Website and app data records:

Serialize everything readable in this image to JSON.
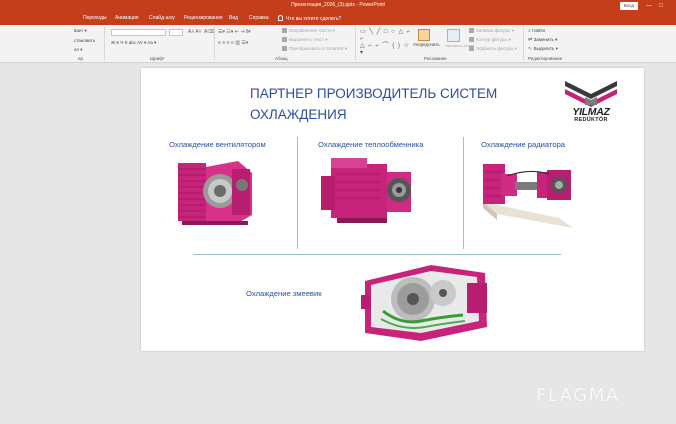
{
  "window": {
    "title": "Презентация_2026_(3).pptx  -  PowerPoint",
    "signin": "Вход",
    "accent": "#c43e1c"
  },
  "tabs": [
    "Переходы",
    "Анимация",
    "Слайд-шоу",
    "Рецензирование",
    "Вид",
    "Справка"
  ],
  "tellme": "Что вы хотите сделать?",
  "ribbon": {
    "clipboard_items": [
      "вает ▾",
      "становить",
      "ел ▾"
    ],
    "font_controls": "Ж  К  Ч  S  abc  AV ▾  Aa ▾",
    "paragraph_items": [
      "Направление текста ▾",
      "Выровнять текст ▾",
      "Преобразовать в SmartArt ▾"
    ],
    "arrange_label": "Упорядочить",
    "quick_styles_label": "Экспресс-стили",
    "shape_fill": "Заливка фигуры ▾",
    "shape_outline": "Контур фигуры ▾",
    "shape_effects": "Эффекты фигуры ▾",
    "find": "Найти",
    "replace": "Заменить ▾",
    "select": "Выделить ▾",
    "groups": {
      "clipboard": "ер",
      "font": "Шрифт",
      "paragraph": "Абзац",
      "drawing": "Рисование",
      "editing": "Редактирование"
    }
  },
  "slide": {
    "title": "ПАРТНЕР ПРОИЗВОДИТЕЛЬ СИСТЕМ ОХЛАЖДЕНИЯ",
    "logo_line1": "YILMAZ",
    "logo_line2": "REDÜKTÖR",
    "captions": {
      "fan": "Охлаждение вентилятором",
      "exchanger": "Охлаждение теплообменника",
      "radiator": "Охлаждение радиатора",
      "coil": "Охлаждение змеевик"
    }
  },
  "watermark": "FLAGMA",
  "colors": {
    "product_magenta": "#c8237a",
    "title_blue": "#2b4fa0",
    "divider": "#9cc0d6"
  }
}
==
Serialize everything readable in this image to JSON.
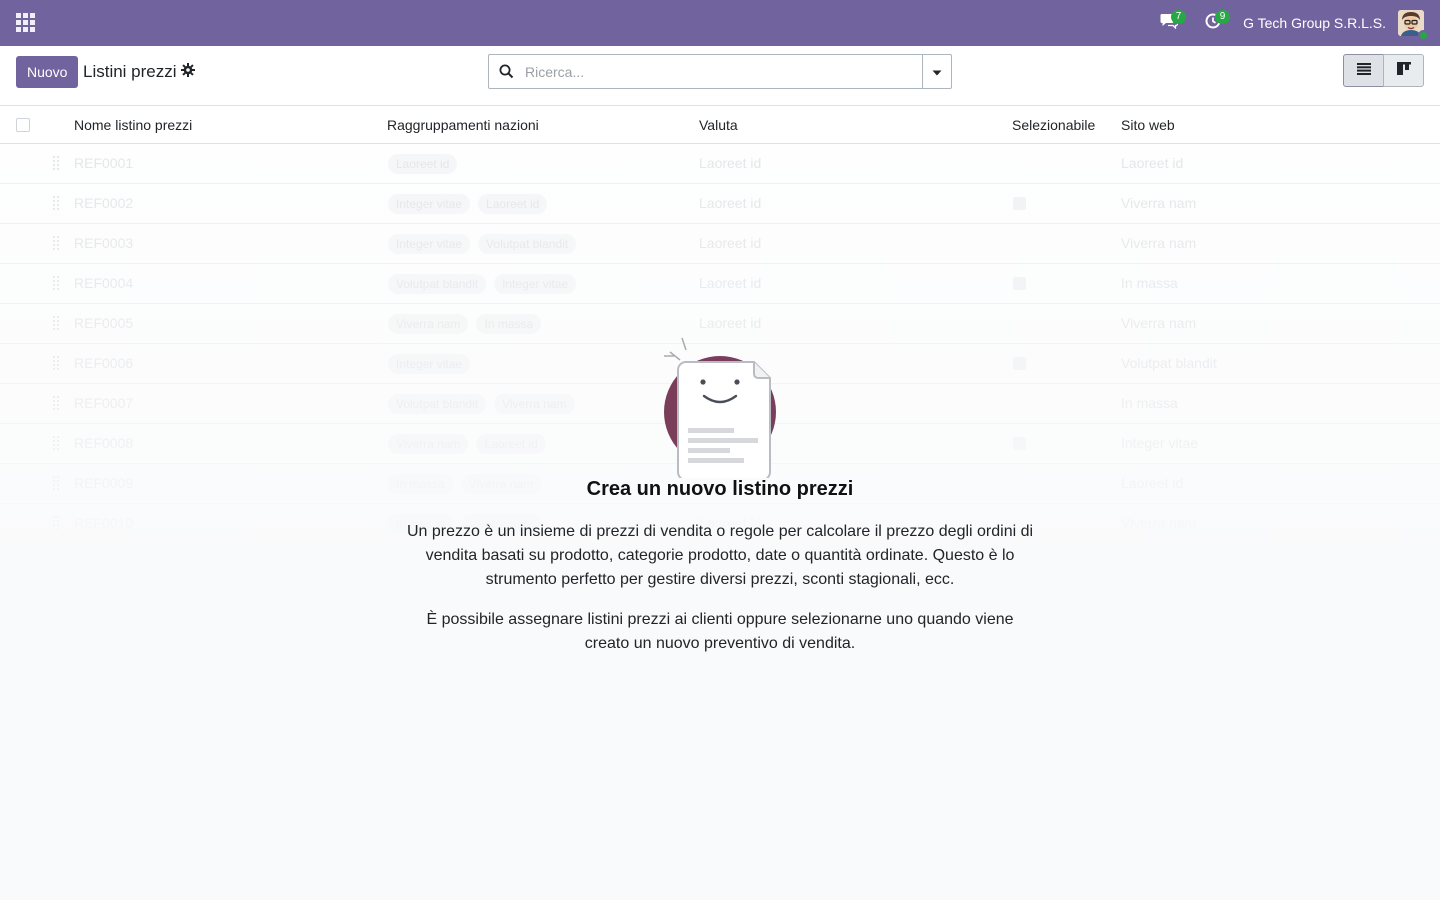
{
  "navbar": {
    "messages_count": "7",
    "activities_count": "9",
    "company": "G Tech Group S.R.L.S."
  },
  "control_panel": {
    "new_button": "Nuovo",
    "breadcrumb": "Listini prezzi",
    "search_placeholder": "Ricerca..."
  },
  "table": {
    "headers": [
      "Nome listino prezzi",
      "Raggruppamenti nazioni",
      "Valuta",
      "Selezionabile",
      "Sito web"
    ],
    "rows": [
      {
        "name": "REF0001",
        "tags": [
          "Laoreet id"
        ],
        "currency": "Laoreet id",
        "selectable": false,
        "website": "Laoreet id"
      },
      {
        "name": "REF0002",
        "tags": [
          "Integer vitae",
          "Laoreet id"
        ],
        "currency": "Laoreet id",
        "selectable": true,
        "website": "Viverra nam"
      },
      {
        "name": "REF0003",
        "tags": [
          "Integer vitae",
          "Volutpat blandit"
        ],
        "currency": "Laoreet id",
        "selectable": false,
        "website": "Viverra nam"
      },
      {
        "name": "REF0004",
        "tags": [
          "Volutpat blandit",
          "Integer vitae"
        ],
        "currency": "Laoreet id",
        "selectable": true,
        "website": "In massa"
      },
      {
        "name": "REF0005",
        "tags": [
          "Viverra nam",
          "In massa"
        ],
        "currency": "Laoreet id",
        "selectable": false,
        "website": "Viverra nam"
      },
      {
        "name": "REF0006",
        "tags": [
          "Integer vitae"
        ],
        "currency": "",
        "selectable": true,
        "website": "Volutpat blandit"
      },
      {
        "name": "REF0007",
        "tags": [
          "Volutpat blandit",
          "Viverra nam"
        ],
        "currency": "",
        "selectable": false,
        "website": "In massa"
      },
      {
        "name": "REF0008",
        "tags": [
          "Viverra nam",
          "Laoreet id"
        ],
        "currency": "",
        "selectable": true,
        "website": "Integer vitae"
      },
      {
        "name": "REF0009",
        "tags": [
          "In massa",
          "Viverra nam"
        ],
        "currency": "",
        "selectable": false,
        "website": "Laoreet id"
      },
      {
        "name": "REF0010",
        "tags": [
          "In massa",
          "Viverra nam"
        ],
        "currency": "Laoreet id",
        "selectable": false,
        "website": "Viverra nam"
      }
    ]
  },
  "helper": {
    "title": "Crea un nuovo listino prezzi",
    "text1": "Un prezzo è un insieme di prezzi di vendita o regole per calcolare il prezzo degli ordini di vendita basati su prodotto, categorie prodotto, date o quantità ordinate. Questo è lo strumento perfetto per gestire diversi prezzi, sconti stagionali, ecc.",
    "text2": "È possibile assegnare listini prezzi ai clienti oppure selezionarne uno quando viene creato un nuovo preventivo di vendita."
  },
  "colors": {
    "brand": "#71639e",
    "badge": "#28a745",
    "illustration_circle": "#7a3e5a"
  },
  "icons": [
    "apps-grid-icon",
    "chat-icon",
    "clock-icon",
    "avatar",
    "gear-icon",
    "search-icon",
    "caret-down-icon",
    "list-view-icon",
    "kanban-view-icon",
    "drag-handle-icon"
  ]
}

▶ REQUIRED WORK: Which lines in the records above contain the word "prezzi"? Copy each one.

▶ REPLY:
    "breadcrumb": "Listini prezzi",
      "Nome listino prezzi",
    "title": "Crea un nuovo listino prezzi",
    "text1": "Un prezzo è un insieme di prezzi di vendita o regole per calcolare il prezzo degli ordini di vendita basati su prodotto, categorie prodotto, date o quantità ordinate. Questo è lo strumento perfetto per gestire diversi prezzi, sconti stagionali, ecc.",
    "text2": "È possibile assegnare listini prezzi ai clienti oppure selezionarne uno quando viene creato un nuovo preventivo di vendita."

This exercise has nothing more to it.